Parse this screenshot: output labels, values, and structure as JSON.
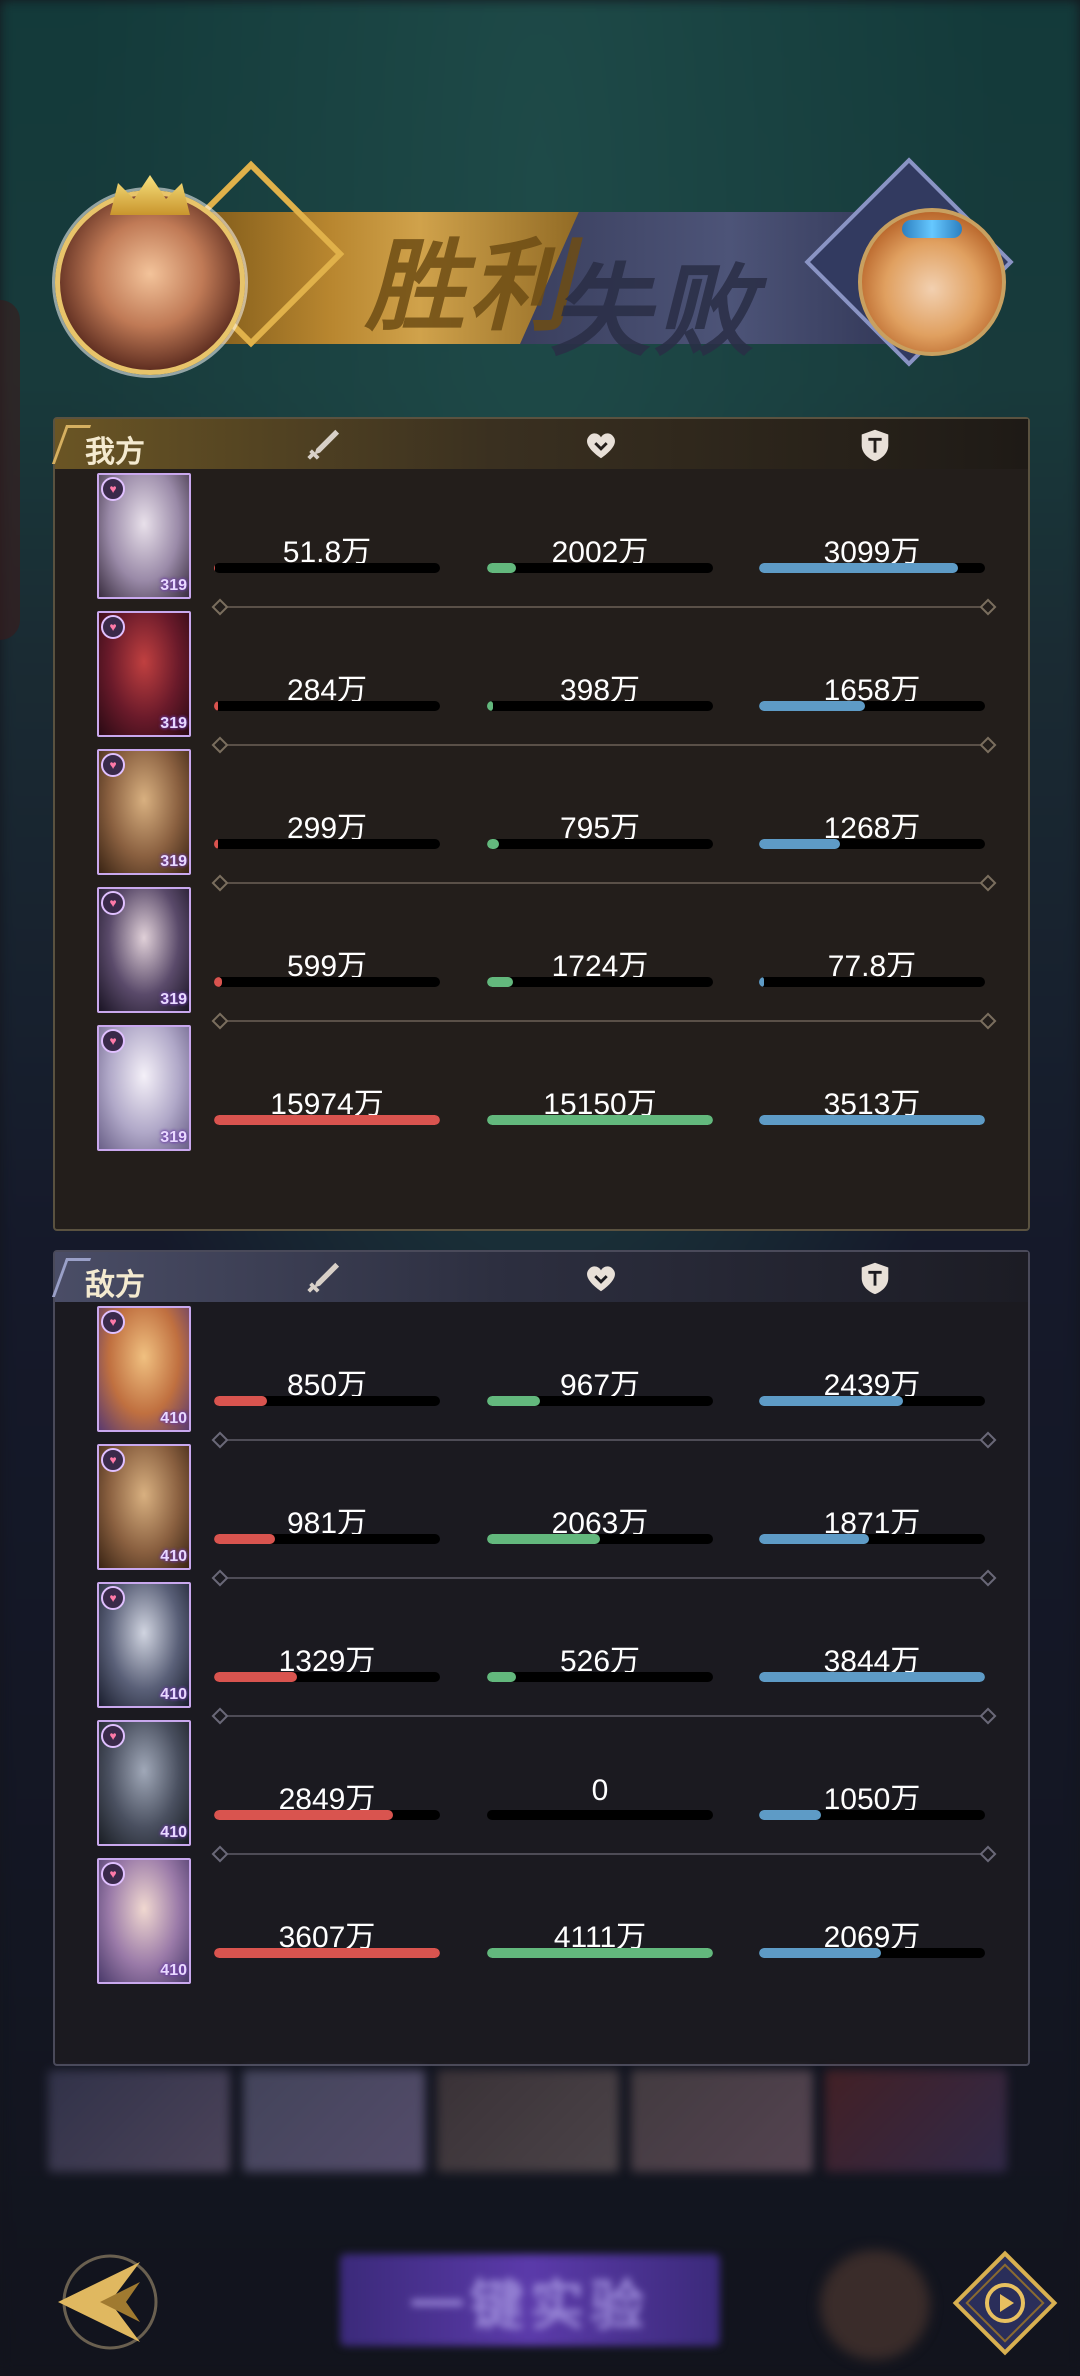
{
  "banner": {
    "victory_text": "胜利",
    "defeat_text": "失败"
  },
  "ours": {
    "label": "我方",
    "rows": [
      {
        "hero_level": "319",
        "damage": "51.8万",
        "heal": "2002万",
        "tank": "3099万",
        "damage_pct": 0.003,
        "heal_pct": 0.13,
        "tank_pct": 0.88
      },
      {
        "hero_level": "319",
        "damage": "284万",
        "heal": "398万",
        "tank": "1658万",
        "damage_pct": 0.018,
        "heal_pct": 0.026,
        "tank_pct": 0.47
      },
      {
        "hero_level": "319",
        "damage": "299万",
        "heal": "795万",
        "tank": "1268万",
        "damage_pct": 0.019,
        "heal_pct": 0.052,
        "tank_pct": 0.36
      },
      {
        "hero_level": "319",
        "damage": "599万",
        "heal": "1724万",
        "tank": "77.8万",
        "damage_pct": 0.037,
        "heal_pct": 0.114,
        "tank_pct": 0.022
      },
      {
        "hero_level": "319",
        "damage": "15974万",
        "heal": "15150万",
        "tank": "3513万",
        "damage_pct": 1.0,
        "heal_pct": 1.0,
        "tank_pct": 1.0
      }
    ]
  },
  "enemy": {
    "label": "敌方",
    "rows": [
      {
        "hero_level": "410",
        "damage": "850万",
        "heal": "967万",
        "tank": "2439万",
        "damage_pct": 0.236,
        "heal_pct": 0.235,
        "tank_pct": 0.635
      },
      {
        "hero_level": "410",
        "damage": "981万",
        "heal": "2063万",
        "tank": "1871万",
        "damage_pct": 0.272,
        "heal_pct": 0.502,
        "tank_pct": 0.487
      },
      {
        "hero_level": "410",
        "damage": "1329万",
        "heal": "526万",
        "tank": "3844万",
        "damage_pct": 0.368,
        "heal_pct": 0.128,
        "tank_pct": 1.0
      },
      {
        "hero_level": "410",
        "damage": "2849万",
        "heal": "0",
        "tank": "1050万",
        "damage_pct": 0.79,
        "heal_pct": 0.0,
        "tank_pct": 0.273
      },
      {
        "hero_level": "410",
        "damage": "3607万",
        "heal": "4111万",
        "tank": "2069万",
        "damage_pct": 1.0,
        "heal_pct": 1.0,
        "tank_pct": 0.538
      }
    ]
  },
  "columns": {
    "damage_icon": "sword-icon",
    "heal_icon": "heart-icon",
    "tank_icon": "shield-icon"
  },
  "colors": {
    "damage": "#d9544f",
    "heal": "#63b87d",
    "tank": "#5e9bc6"
  },
  "bottom": {
    "one_key_label": "一键实验"
  }
}
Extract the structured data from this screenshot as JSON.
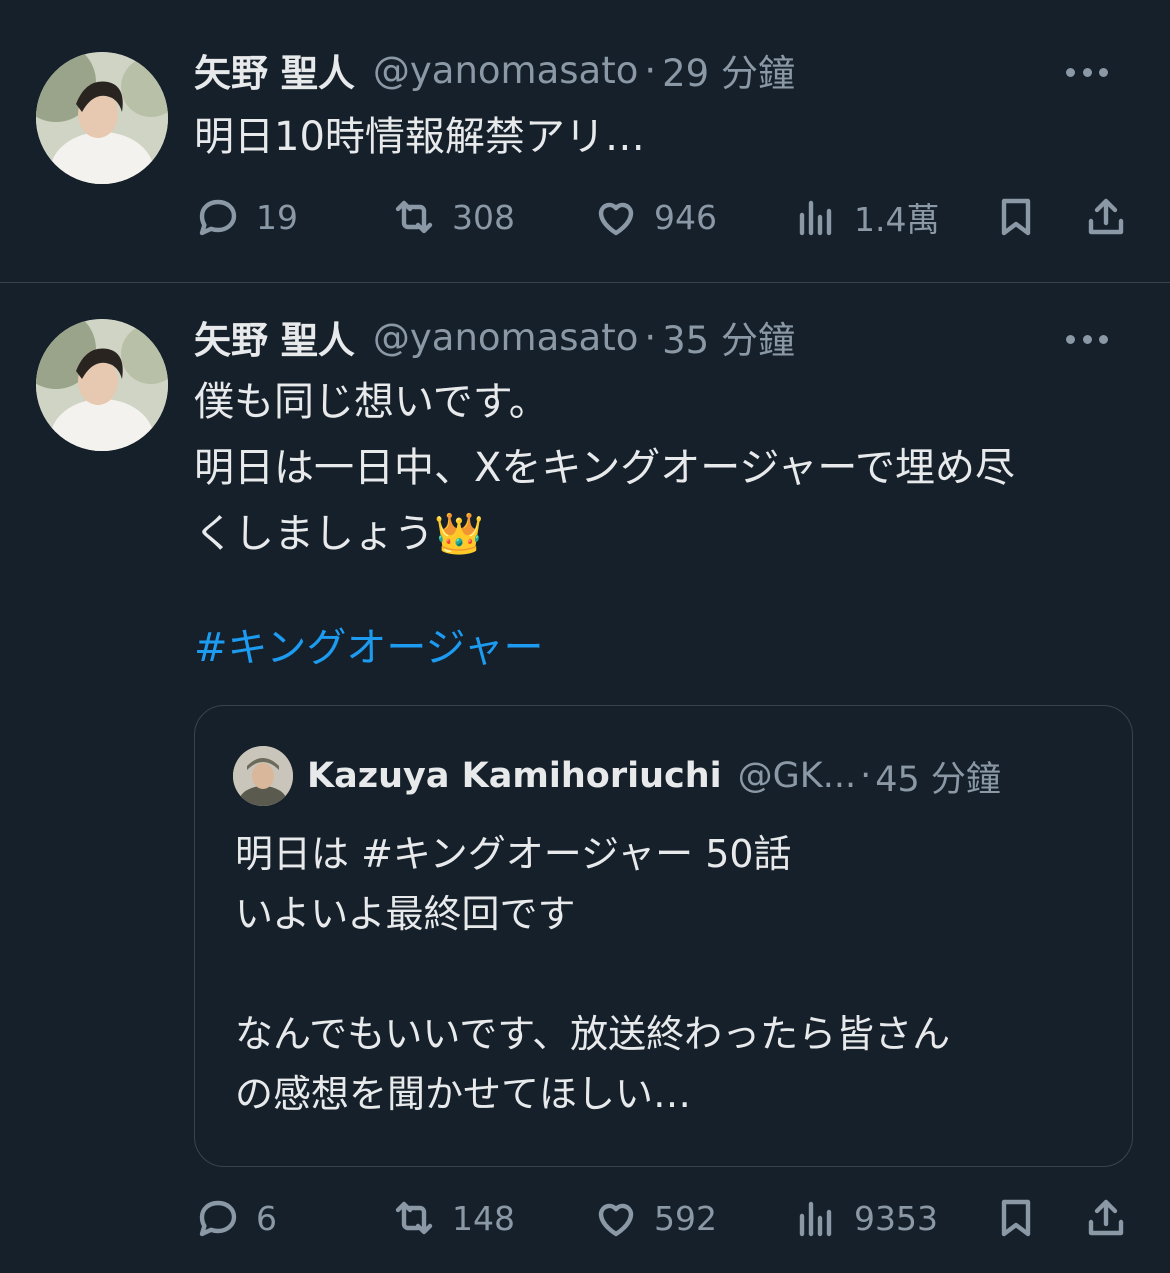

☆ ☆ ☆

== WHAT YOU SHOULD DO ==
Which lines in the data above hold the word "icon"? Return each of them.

== TASK RESPONSE ==
    "damage_icon": "sword-icon",
    "heal_icon": "heart-icon",
    "tank_icon": "shield-icon"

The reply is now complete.